x

Welcome to Eat Your Books!

If you are new here, you may want to learn a little more about how this site works. Eat Your Books has indexed recipes from leading cookbooks and magazines as well recipes from the best food websites and blogs.

Become a member and you can create your own personal ‘Bookshelf’. Imagine having a single searchable index of all your recipes – both digital and print!

Not Becoming My Mother: and Other Things She Taught Me Along the Way by Ruth Reichl

This book has not been indexed yet...

Notes about this book

This book does not currently have any notes.

You must Create an Account or Sign In to add a note to this book.

Reviews about this book

This book does not currently have any reviews.

  • ISBN 10 1594202168
  • ISBN 13 9781594202162
  • Published Apr 21 2009
  • Format Hardcover
  • Page Count 128
  • Language English
  • Edition 1st
  • Publisher Penguin Press HC, The

Publishers Text

Bestselling author Ruth Reichl examines her mother's life, giving voice to the universal unarticulated truth that we are grateful not to be our mothers

In Not Becoming My Mother, bestselling author Ruth Reichl embarks on a clear-eyed, openhearted investigation of her mother's life, piecing together the journey of a woman she comes to realize she never really knew. Looking to her mother's letters and diaries, Reichl confronts the painful transition her mother made from a hopeful young woman to an increasingly unhappy older one and realizes the tremendous sacrifices she made to make sure her daughter's life would not be as disappointing as her own.

Growing up in Cleveland, Miriam Brudno dreamed of becoming a doctor, like her father. But when she announced this, her parents said, "You're no beauty, and it's too bad you're such an intellectual. But if you become a doctor, no man will ever marry you." Instead, at twenty, Miriam opened a bookstore, a profession everyone agreed was suitably ladylike. She corresponded with authors all over the world, including philosophers such as Bertrand Russell, political figures such as Max Eastman, and novelists such as Christopher Marlowe. It was the happiest time of her life.

Nearly thirty when she finally married, she fulfilled expectations, settled down, left her bookstore behind, and started a family. But conformity came at a tremendous cost. With labor-saving devices to aid in household chores, there was simply not enough to do to fill the days. Miriam-and most of her friends-were smart, educated women who were often bored, miserable, and silently rebellious.

On what would have been Miriam's one hundredth birthday Reichl opens up her mother's diaries for the first time and encounters a whole new woman.

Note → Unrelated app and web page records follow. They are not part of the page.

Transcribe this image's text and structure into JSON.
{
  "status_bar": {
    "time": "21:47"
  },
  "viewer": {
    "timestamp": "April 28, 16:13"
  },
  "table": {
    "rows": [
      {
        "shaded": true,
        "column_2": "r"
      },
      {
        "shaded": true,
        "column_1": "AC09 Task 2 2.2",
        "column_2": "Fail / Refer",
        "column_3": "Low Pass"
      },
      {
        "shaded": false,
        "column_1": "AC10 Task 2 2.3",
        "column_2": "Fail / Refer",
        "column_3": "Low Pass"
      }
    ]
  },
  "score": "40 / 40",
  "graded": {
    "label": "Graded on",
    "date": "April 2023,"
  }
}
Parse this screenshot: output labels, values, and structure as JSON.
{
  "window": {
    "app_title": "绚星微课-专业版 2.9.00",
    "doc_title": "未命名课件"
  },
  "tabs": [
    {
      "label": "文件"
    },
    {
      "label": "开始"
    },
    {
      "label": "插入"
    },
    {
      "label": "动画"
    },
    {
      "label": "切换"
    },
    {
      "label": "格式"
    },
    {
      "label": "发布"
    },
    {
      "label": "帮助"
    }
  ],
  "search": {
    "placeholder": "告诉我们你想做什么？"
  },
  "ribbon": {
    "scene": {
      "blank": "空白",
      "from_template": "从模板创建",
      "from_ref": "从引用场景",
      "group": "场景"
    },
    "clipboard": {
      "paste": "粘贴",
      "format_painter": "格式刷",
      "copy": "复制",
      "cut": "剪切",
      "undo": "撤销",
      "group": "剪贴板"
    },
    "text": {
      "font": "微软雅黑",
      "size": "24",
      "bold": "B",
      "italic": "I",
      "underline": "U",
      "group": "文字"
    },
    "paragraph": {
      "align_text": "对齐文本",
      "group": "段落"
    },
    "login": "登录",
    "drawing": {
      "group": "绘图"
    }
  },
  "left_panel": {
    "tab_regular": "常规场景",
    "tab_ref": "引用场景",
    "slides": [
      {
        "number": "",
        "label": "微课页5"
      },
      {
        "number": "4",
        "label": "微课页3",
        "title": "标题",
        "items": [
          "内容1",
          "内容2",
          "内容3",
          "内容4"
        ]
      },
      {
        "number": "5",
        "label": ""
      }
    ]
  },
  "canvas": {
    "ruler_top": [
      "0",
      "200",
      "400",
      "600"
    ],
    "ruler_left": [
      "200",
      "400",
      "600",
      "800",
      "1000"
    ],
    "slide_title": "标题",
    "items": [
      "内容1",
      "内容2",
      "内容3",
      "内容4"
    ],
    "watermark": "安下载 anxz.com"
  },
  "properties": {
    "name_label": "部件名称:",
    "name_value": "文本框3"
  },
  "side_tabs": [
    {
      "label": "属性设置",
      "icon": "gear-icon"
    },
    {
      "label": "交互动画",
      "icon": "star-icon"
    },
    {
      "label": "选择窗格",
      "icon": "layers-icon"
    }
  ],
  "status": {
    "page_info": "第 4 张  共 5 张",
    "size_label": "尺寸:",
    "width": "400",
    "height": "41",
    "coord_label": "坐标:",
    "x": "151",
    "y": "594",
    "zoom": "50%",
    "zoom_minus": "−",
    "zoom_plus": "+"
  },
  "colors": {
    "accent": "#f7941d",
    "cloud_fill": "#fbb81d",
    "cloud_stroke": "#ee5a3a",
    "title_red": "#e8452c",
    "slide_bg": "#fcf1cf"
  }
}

This is a person she had never known. In this intimate study Reichl comes to understand the lessons of rebellion, independence, and self-acceptance that her mother-though unable to guide herself-succeeded in teaching her daughter.


Other cookbooks by this author